"I can tell you, it's not going to happen while I'm playing because there is so much money involved," he said. "If you ask me, the tennis will go down this way, because there is so [many tournaments.] The players become like robots. There is not enough emotions, there is not enough heart in the game. Maybe that's what will hurt tennis in the long run, and that's what's hurting tennis right now."
But not everyone agrees. Sampras, who had been hoping to earn a record 13th Grand Slam title here, said many of the injuries -- such as his -- are flukes, not the culmination of too much stress on players' bodies.
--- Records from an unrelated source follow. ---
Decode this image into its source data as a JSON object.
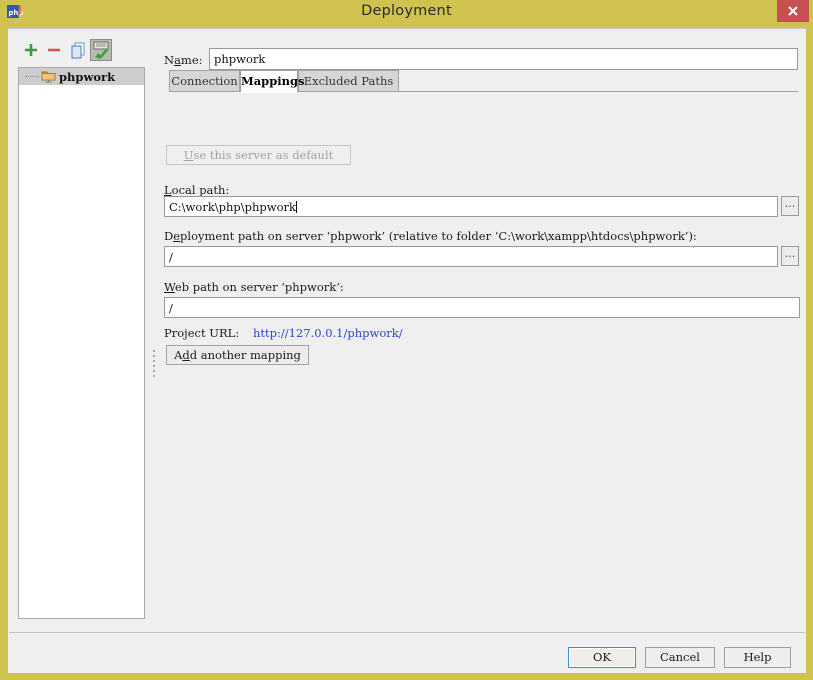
{
  "window": {
    "title": "Deployment",
    "app_icon": "phpstorm-logo-icon",
    "close_label": "✕",
    "titlebar_color": "#cfc24f",
    "close_color": "#c5524f"
  },
  "sidebar": {
    "toolbar": [
      {
        "name": "add-server-button",
        "glyph": "+",
        "color": "#3a9b3a",
        "pressed": false
      },
      {
        "name": "remove-server-button",
        "glyph": "−",
        "color": "#cc5a50",
        "pressed": false
      },
      {
        "name": "copy-server-button",
        "glyph": "copy-icon",
        "color": "#5b8fc9",
        "pressed": false
      },
      {
        "name": "use-as-default-toggle-button",
        "glyph": "server-check-icon",
        "color": "#3a9b3a",
        "pressed": true
      }
    ],
    "tree": {
      "items": [
        {
          "label": "phpwork",
          "icon": "server-folder-icon",
          "selected": true
        }
      ]
    }
  },
  "form": {
    "name_label": "Name:",
    "name_label_mnemonic_index": 2,
    "name_value": "phpwork",
    "tabs": [
      {
        "label": "Connection",
        "active": false
      },
      {
        "label": "Mappings",
        "active": true
      },
      {
        "label": "Excluded Paths",
        "active": false
      }
    ],
    "use_default_button": {
      "label": "Use this server as default",
      "mnemonic_index": 0,
      "disabled": true
    },
    "local_path": {
      "label": "Local path:",
      "mnemonic_index": 0,
      "value": "C:\\work\\php\\phpwork",
      "has_caret": true,
      "browse_label": "..."
    },
    "deployment_path": {
      "label": "Deployment path on server ‘phpwork’ (relative to folder ‘C:\\work\\xampp\\htdocs\\phpwork’):",
      "mnemonic_index": 1,
      "value": "/",
      "browse_label": "..."
    },
    "web_path": {
      "label": "Web path on server ‘phpwork’:",
      "mnemonic_index": 0,
      "value": "/"
    },
    "project_url": {
      "label": "Project URL:",
      "value": "http://127.0.0.1/phpwork/",
      "color": "#2b42d8"
    },
    "add_mapping_button": {
      "label": "Add another mapping",
      "mnemonic_index": 2
    }
  },
  "footer": {
    "buttons": [
      {
        "name": "ok-button",
        "label": "OK",
        "default": true
      },
      {
        "name": "cancel-button",
        "label": "Cancel",
        "default": false
      },
      {
        "name": "help-button",
        "label": "Help",
        "default": false
      }
    ]
  }
}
Sampras tore a small area of cartilage in his lower back when returning a serve in a practice session the weekend before the Open began.
"I've only played 10 tournaments this year, so I haven't overplayed," Sampras said, noting that players get to decide for themselves which tournaments they play each year. "When you play a lot and for many years, you're just going to have some different injuries. Injuries are a part of sports."
When: Through Sunday.
Where: USTA National Tennis Center, Flushing Meadows, N.Y.
TV: USA network, 11 a.m., 7:30 p.m.
Defending champions: Patrick Rafter, Lindsay Davenport.
Top seeds: Pete Sampras, Martina Hingis.
Yesterday's results: Men -- Gustavo Kuerten (5), Brazil, def. Magnus Norman, Sweden, 7-6 (7-4), retired; Cedric Pioline, France, def. Tommy Haas (14), Germany, 6-4, 7-5, 6-3. Todd Martin, United States, def. Greg Rusedski, Britain, 5-7, 0-6, 7-6 (7-3), 6-4, 6-4. Women's quarterfinals -- Martina Hingis (1), Switzerland, def. Anke Huber, Germany, 6-2, 6-0. Venus Williams, United States, def. Barbara Schett, Austria, 6-4, 6-3.
Today's featured matches:
Men's quarterfinals -- Yevgeny Kafelnikov, Russia, (3) vs. Richard Krajicek, Netherlands (12); Andre Agassi, United States (2) vs, Nicolas Escude, France. Women's quarterfinals -- Monica Seles, United States (4) vs. Serena Williams, United States (7); Lindsay Davenport, United States (2) vs. Mary Pierce, France, (5).